Pallas (minor planet designation 2 Pallas) is a rocky asteroid in the Sol Belt with an unusual orbit that renders it highly remote from the greater Belt most of the time. Unlike the similarly massive Ceres and Vesta, Pallas was settled by humans in the 22nd century CE, and remains sparsely populated in the 2800s despite its size.
Pallas occupies an unusually elliptical and highly inclined orbit that passes through the main Belt
at two points (called ecliptic crossings). Its orbital period is in a roughly 1:1 resonance with Ceres
, whose orbit it directly intersects, so flights to Pallas are typically either launched from Earth
to coincide with Pallas' crossings, or launched from other Belt bodies to use Vesta
as an exoecliptic sling
The asteroid itself is reminiscent of Vesta in both appearance and structure; as a failed protoplanet, Pallas has a stratified interior and a surface covered in volcanic regolith. It is marked by an assortment of craters and long-dead faults, the largest of which hosts the small settlement of Yarkovsky. Named for Polish engineer Ivan Yarkovsky, who discovered the influence of photons on angular momentum, the city is primarily a mining outpost, though Pallas' unexpectedly volatile-rich soil has allowed a modest agricultural industry to arise within the habitat domes.
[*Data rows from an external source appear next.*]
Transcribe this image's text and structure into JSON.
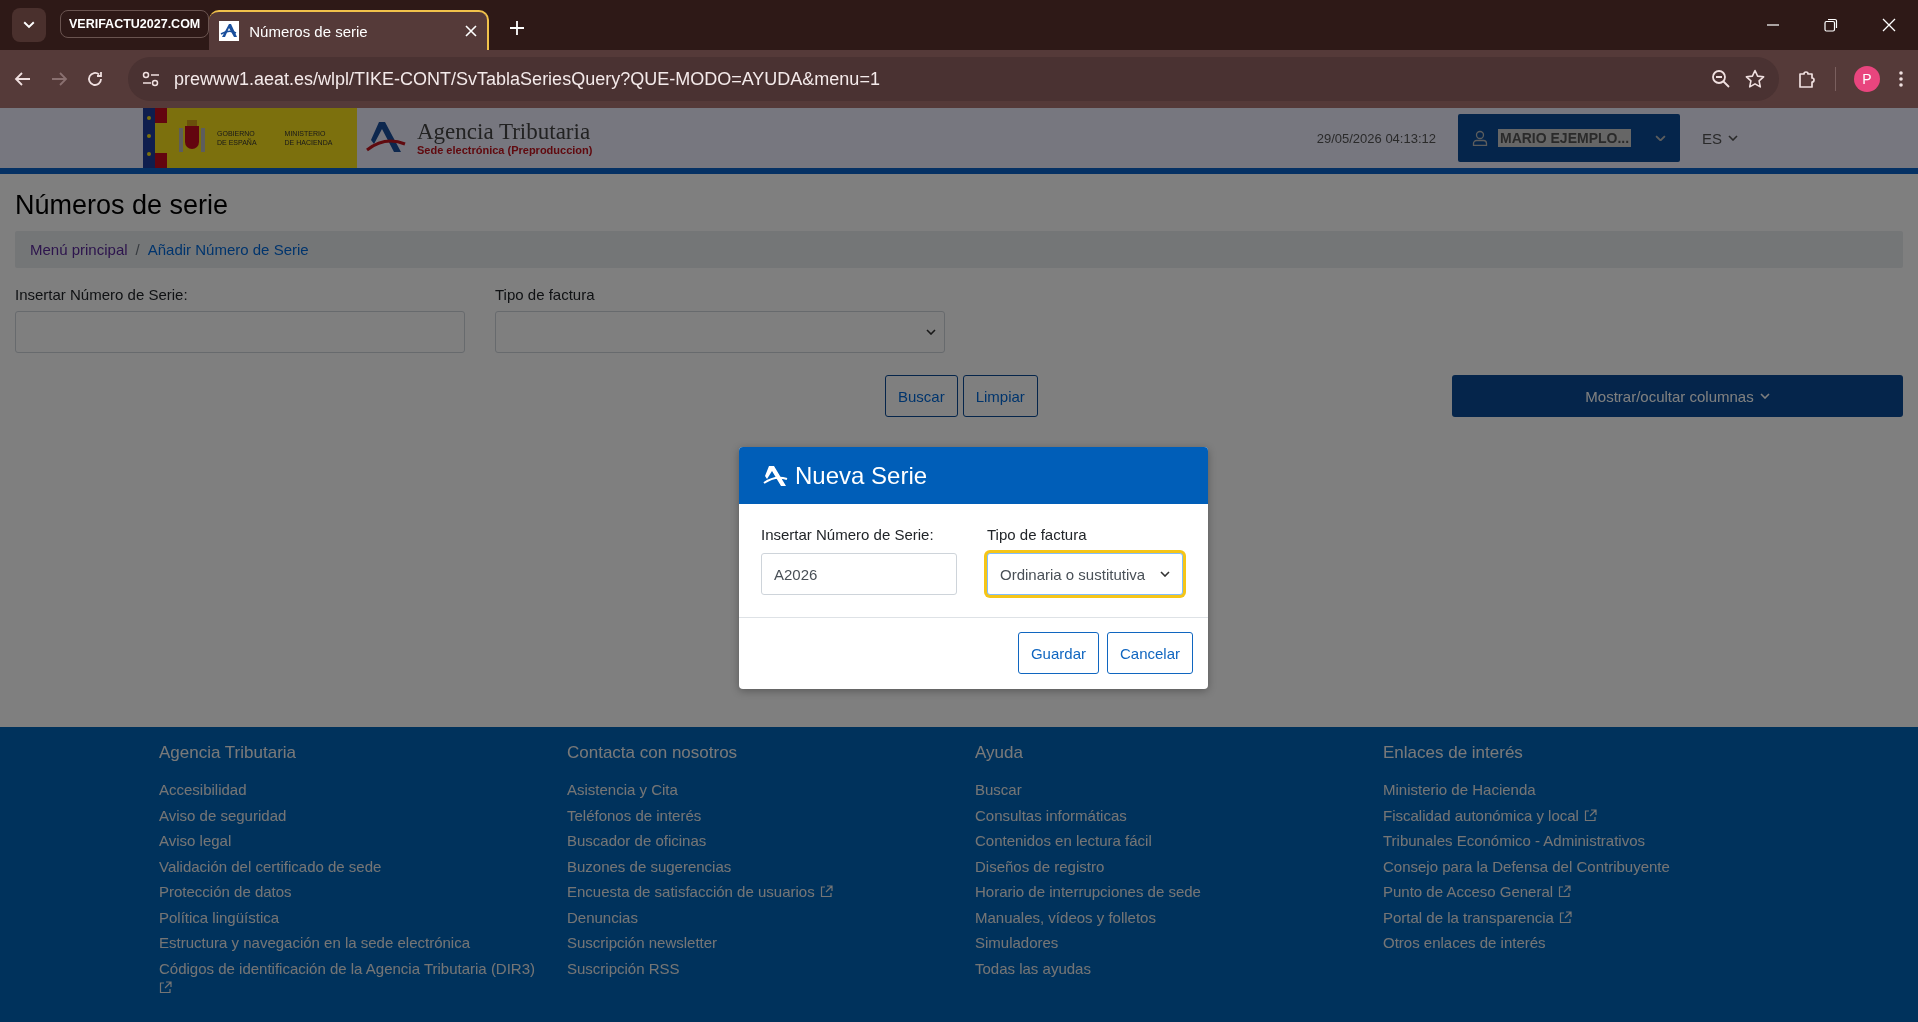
{
  "browser": {
    "tab_group": "VERIFACTU2027.COM",
    "tabs": [
      {
        "title": "Números de serie",
        "selected": true
      }
    ],
    "forward": {
      "disabled": true
    },
    "url": "prewww1.aeat.es/wlpl/TIKE-CONT/SvTablaSeriesQuery?QUE-MODO=AYUDA&menu=1",
    "profile_initial": "P"
  },
  "header": {
    "gov_line_1": "GOBIERNO",
    "gov_line_2": "DE ESPAÑA",
    "ministry_line_1": "MINISTERIO",
    "ministry_line_2": "DE HACIENDA",
    "brand": "Agencia Tributaria",
    "brand_subtitle": "Sede electrónica (Preproduccion)",
    "datetime": "29/05/2026 04:13:12",
    "user": "MARIO EJEMPLO...",
    "language": "ES"
  },
  "page": {
    "title": "Números de serie",
    "breadcrumb": {
      "separator": "/",
      "items": [
        {
          "label": "Menú principal",
          "visited": true
        },
        {
          "label": "Añadir Número de Serie",
          "visited": false
        }
      ]
    },
    "filters": [
      {
        "label": "Insertar Número de Serie:",
        "kind": "text"
      },
      {
        "label": "Tipo de factura",
        "kind": "select"
      }
    ],
    "buttons": [
      "Buscar",
      "Limpiar"
    ],
    "columns_button": "Mostrar/ocultar columnas"
  },
  "modal": {
    "title": "Nueva Serie",
    "fields": [
      {
        "label": "Insertar Número de Serie:",
        "kind": "text",
        "value": "A2026",
        "focused": false
      },
      {
        "label": "Tipo de factura",
        "kind": "select",
        "value": "Ordinaria o sustitutiva",
        "focused": true
      }
    ],
    "buttons": [
      "Guardar",
      "Cancelar"
    ]
  },
  "footer": [
    {
      "title": "Agencia Tributaria",
      "links": [
        {
          "label": "Accesibilidad",
          "external": false
        },
        {
          "label": "Aviso de seguridad",
          "external": false
        },
        {
          "label": "Aviso legal",
          "external": false
        },
        {
          "label": "Validación del certificado de sede",
          "external": false
        },
        {
          "label": "Protección de datos",
          "external": false
        },
        {
          "label": "Política lingüística",
          "external": false
        },
        {
          "label": "Estructura y navegación en la sede electrónica",
          "external": false
        },
        {
          "label": "Códigos de identificación de la Agencia Tributaria (DIR3)",
          "external": true
        }
      ]
    },
    {
      "title": "Contacta con nosotros",
      "links": [
        {
          "label": "Asistencia y Cita",
          "external": false
        },
        {
          "label": "Teléfonos de interés",
          "external": false
        },
        {
          "label": "Buscador de oficinas",
          "external": false
        },
        {
          "label": "Buzones de sugerencias",
          "external": false
        },
        {
          "label": "Encuesta de satisfacción de usuarios",
          "external": true
        },
        {
          "label": "Denuncias",
          "external": false
        },
        {
          "label": "Suscripción newsletter",
          "external": false
        },
        {
          "label": "Suscripción RSS",
          "external": false
        }
      ]
    },
    {
      "title": "Ayuda",
      "links": [
        {
          "label": "Buscar",
          "external": false
        },
        {
          "label": "Consultas informáticas",
          "external": false
        },
        {
          "label": "Contenidos en lectura fácil",
          "external": false
        },
        {
          "label": "Diseños de registro",
          "external": false
        },
        {
          "label": "Horario de interrupciones de sede",
          "external": false
        },
        {
          "label": "Manuales, vídeos y folletos",
          "external": false
        },
        {
          "label": "Simuladores",
          "external": false
        },
        {
          "label": "Todas las ayudas",
          "external": false
        }
      ]
    },
    {
      "title": "Enlaces de interés",
      "links": [
        {
          "label": "Ministerio de Hacienda",
          "external": false
        },
        {
          "label": "Fiscalidad autonómica y local",
          "external": true
        },
        {
          "label": "Tribunales Económico - Administrativos",
          "external": false
        },
        {
          "label": "Consejo para la Defensa del Contribuyente",
          "external": false
        },
        {
          "label": "Punto de Acceso General",
          "external": true
        },
        {
          "label": "Portal de la transparencia",
          "external": true
        },
        {
          "label": "Otros enlaces de interés",
          "external": false
        }
      ]
    }
  ]
}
Pallas is one of only two known asteroids to have a stratified internal geology, thanks to its history as a failed protoplanet. The asteroid's crust is composed of volatile-rich igneous regolith, sitting atop a solid mantle of olivine. Like Vesta, Pallas' core is almost pure nickel-iron: a tantalizing prize for shafthoppers. Due to its remoteness, Pallas has been forced to become more self-sufficient than other Belt settlements, so its agriculture is more prominent than most other asteroids.